Japan’s New Minister of Science, Technology, and IT is Big on Blockchain Technology
Japan Gets Pro-Blockchain Minister of Science, Tech, IT
Japanese Prime Minister, Shinzō Abe has appointed a pro-blockchain politician, Takuya Hirai, as Minister of Minister of Science, Technology, and IT.
According to reports, Hirai is one of the proponents of a regulation legalizing crypto exchanges in Japan last year. His appointment will see him head the affairs of the ministry with a mandate to oversee official government policy towards financial technologies, among other things.
Hirai is a member of the ruling Liberal Democratic Party (LDP) and has been at the forefront of charting the course of blockchain when he was Chair of the Liberal Democratic Party's IT Strategy Special Committee.

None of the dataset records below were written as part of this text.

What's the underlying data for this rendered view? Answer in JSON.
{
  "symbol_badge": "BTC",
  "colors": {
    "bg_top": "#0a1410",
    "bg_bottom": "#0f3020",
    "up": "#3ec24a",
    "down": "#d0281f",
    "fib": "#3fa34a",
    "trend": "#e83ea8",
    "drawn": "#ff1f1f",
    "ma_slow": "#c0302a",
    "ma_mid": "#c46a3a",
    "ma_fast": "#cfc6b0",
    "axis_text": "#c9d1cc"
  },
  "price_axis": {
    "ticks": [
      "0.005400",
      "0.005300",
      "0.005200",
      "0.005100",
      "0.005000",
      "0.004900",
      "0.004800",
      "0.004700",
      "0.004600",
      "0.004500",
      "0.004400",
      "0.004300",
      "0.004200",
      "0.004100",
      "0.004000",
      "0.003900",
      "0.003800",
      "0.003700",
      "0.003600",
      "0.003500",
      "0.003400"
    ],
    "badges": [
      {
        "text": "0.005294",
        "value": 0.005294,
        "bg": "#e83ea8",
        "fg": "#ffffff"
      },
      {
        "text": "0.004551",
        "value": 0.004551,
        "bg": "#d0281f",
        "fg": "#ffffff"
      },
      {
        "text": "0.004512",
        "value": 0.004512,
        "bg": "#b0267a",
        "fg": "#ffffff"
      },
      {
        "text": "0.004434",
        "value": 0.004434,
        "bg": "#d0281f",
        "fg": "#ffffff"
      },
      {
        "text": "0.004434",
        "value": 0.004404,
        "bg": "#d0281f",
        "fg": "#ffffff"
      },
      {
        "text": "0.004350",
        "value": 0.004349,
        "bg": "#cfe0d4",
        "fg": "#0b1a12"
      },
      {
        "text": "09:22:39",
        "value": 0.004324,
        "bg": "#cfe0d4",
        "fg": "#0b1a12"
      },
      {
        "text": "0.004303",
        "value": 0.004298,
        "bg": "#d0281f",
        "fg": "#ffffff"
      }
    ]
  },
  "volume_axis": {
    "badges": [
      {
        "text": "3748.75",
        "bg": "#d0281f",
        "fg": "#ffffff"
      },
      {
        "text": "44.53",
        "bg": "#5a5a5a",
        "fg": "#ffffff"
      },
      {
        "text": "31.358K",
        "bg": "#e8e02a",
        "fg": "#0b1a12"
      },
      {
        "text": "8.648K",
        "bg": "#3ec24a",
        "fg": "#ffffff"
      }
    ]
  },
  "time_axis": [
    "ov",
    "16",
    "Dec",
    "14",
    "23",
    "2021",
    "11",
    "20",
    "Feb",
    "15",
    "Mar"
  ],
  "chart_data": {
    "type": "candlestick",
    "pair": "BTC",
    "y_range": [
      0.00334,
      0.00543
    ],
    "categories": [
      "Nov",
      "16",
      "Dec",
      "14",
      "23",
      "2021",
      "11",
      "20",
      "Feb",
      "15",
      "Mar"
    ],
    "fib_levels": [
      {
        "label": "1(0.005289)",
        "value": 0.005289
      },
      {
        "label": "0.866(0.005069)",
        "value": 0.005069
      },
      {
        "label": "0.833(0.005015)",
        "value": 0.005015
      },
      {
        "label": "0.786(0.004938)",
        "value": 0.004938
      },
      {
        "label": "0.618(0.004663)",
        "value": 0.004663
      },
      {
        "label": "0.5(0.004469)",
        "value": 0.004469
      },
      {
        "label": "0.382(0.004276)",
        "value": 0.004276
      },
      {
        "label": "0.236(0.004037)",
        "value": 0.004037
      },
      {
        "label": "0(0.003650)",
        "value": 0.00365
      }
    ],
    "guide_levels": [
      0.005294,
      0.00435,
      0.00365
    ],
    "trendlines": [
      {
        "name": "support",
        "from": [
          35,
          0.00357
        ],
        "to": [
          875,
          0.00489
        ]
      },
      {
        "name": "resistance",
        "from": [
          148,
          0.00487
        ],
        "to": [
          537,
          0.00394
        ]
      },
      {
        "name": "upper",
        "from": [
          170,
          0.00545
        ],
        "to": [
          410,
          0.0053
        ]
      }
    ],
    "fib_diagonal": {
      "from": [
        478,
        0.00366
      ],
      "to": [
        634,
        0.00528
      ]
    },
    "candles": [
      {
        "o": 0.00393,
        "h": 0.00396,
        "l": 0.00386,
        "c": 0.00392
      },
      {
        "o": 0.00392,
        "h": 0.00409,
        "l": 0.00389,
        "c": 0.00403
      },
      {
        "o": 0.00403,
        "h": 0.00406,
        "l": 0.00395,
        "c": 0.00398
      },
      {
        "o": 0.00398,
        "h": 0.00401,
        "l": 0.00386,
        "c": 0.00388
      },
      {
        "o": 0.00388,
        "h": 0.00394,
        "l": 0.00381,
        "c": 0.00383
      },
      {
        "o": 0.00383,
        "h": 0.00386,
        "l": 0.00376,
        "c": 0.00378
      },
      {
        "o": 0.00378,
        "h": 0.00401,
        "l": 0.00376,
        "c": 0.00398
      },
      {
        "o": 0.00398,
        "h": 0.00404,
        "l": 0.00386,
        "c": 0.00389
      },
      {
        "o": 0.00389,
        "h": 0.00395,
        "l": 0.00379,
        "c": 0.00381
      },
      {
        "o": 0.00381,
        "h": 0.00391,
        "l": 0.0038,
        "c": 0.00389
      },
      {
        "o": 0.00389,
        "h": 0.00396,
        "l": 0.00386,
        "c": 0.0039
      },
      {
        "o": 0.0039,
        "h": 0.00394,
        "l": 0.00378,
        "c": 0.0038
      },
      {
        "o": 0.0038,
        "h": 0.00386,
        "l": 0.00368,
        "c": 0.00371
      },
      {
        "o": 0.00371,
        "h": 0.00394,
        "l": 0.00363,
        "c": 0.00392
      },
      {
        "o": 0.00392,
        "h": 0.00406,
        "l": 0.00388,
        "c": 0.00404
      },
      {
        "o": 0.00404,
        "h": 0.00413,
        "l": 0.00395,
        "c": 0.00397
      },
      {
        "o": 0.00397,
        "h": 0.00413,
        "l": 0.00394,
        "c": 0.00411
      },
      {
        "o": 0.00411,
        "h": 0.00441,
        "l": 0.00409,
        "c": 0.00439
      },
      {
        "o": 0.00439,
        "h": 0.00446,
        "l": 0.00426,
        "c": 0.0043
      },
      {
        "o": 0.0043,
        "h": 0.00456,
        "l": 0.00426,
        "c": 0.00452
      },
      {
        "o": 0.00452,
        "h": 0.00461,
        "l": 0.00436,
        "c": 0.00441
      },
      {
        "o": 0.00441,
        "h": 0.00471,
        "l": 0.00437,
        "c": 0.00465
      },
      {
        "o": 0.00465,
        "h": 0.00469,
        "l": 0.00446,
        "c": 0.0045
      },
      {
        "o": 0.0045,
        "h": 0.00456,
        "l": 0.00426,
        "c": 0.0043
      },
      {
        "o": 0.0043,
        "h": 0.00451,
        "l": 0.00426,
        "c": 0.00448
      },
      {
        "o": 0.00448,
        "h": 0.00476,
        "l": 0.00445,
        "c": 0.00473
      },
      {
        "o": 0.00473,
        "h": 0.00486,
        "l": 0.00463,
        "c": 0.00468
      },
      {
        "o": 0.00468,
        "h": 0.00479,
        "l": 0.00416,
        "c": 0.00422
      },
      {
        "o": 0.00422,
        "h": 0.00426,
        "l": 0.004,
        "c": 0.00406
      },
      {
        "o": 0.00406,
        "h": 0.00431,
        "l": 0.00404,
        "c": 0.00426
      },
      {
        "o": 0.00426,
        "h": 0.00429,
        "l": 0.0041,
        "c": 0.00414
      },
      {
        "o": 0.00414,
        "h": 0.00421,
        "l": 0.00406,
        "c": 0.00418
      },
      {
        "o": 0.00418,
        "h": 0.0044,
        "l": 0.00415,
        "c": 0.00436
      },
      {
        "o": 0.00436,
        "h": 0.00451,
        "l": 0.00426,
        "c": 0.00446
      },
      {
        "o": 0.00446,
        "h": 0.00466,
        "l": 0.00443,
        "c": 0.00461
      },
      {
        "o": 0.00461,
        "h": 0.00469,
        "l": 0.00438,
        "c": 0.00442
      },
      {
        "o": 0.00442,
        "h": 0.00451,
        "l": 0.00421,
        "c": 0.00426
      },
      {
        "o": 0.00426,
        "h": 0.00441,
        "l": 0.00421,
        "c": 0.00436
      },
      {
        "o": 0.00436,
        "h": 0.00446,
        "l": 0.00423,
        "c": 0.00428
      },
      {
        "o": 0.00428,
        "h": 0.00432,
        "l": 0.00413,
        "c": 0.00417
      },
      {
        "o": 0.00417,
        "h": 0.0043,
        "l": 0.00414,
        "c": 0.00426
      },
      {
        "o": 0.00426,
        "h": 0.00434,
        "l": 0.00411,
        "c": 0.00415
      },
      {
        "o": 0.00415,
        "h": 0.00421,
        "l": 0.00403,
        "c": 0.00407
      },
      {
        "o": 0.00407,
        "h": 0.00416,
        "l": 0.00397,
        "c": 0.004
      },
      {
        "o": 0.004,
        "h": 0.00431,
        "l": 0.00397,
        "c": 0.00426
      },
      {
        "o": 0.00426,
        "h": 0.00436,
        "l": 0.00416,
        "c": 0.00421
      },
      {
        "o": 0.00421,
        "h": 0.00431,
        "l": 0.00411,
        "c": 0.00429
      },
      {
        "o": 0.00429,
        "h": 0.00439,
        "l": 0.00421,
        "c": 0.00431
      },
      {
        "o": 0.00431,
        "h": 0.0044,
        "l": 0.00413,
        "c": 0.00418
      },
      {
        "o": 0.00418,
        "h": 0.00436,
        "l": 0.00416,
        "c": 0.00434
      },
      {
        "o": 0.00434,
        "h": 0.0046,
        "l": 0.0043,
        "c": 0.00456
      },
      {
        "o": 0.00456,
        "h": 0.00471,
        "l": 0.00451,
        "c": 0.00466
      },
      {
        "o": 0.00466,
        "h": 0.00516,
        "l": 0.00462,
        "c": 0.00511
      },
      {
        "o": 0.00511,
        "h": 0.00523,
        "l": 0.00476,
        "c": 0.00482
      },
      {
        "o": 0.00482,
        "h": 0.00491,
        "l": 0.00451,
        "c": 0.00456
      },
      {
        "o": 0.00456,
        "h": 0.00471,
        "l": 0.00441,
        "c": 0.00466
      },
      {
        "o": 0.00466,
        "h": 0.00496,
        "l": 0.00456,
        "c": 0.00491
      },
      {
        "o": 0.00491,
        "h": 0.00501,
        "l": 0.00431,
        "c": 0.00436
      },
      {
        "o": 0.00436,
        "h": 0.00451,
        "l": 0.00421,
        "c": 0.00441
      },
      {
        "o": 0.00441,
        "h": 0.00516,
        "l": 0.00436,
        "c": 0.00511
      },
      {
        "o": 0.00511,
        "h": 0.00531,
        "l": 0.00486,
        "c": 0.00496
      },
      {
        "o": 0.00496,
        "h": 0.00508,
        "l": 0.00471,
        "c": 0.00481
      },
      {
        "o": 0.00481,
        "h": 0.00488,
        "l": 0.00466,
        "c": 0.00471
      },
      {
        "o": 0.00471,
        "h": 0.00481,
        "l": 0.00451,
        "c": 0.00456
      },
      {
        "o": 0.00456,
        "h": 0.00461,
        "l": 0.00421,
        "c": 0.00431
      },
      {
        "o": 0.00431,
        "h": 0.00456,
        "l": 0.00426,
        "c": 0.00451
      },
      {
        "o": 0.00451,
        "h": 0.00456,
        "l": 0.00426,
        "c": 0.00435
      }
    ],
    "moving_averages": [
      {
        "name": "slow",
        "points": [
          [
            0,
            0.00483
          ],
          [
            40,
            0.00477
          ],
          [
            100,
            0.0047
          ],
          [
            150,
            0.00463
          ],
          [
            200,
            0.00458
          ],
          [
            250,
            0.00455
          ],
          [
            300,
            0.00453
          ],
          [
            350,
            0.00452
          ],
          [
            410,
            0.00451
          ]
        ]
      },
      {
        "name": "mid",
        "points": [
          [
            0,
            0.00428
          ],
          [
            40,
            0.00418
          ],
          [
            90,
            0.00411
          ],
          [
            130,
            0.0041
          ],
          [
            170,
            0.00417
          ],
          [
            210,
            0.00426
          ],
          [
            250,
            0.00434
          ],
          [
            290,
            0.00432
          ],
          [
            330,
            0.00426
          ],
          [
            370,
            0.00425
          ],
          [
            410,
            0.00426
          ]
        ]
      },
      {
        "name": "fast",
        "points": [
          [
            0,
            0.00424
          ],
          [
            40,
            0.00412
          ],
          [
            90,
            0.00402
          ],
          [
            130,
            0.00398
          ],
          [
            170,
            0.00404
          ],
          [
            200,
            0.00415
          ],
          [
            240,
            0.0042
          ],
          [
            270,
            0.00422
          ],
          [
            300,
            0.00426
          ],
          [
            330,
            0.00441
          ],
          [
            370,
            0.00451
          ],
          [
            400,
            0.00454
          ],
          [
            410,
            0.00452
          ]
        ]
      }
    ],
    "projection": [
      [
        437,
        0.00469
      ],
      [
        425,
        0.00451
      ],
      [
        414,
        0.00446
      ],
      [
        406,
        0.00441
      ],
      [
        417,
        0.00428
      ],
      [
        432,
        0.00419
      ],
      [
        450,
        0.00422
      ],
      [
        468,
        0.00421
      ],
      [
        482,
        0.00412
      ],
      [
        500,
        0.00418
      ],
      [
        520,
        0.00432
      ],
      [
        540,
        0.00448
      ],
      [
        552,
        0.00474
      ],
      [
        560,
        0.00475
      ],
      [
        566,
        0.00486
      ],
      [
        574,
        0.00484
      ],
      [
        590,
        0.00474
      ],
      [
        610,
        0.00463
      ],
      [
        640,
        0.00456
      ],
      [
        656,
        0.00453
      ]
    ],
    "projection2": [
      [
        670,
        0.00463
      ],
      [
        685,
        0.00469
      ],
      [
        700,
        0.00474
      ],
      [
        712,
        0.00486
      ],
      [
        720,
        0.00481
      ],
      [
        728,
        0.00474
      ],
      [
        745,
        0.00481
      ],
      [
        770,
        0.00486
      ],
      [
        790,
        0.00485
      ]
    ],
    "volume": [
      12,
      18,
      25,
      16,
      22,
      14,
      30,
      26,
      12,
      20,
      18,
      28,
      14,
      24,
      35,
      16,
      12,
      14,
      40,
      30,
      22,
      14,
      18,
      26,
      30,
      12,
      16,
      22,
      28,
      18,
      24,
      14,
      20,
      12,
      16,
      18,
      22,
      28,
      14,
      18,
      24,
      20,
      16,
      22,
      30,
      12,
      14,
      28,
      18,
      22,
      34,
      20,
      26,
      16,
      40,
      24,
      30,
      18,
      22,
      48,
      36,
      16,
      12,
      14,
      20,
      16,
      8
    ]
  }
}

He comes to the role with a wealth of experience in policy-making with regards to the tech space. For instance, in 2015 he was involved in drafting Japan’s basic cybersecurity law,
Hirai had said that the LDP concluded that,
“The government will, for now, avoid a move towards legal regulation of cryptocurrencies such as Bitcoin (BTC).”
Being a pro-blockchain minister, observers say Hirai has already shown positivity towards Initial Coin Offerings (ICO) at the JBA (Japan Blockchain Association) meeting this August; he has also advised the ICO Business Study Group at Tama University's Rule Formation Strategy Institute.
In regards to progress in establishing futures rules “such as the creation of voluntary ICO regulations in the future, various support and efforts from the government are [to be] expected,” given the appointment of a figure that is well versed in crypto to the head post of the country’s Science, Technology, and IT Ministry.
It had been reported that Hirai’s advisory role at Tama University released a wide-ranging list of guidelines for the regulation and full legalization of ICOs in the country, which will reportedly be officially considered by Japan’s Financial Services Agency, and could eventually be passed into law in a few years’ time.
The guidelines included rules for anti-money-laundering (AML), know-your-customer (KYC) measures, tracking project progress, and protecting existing equity and debt holders.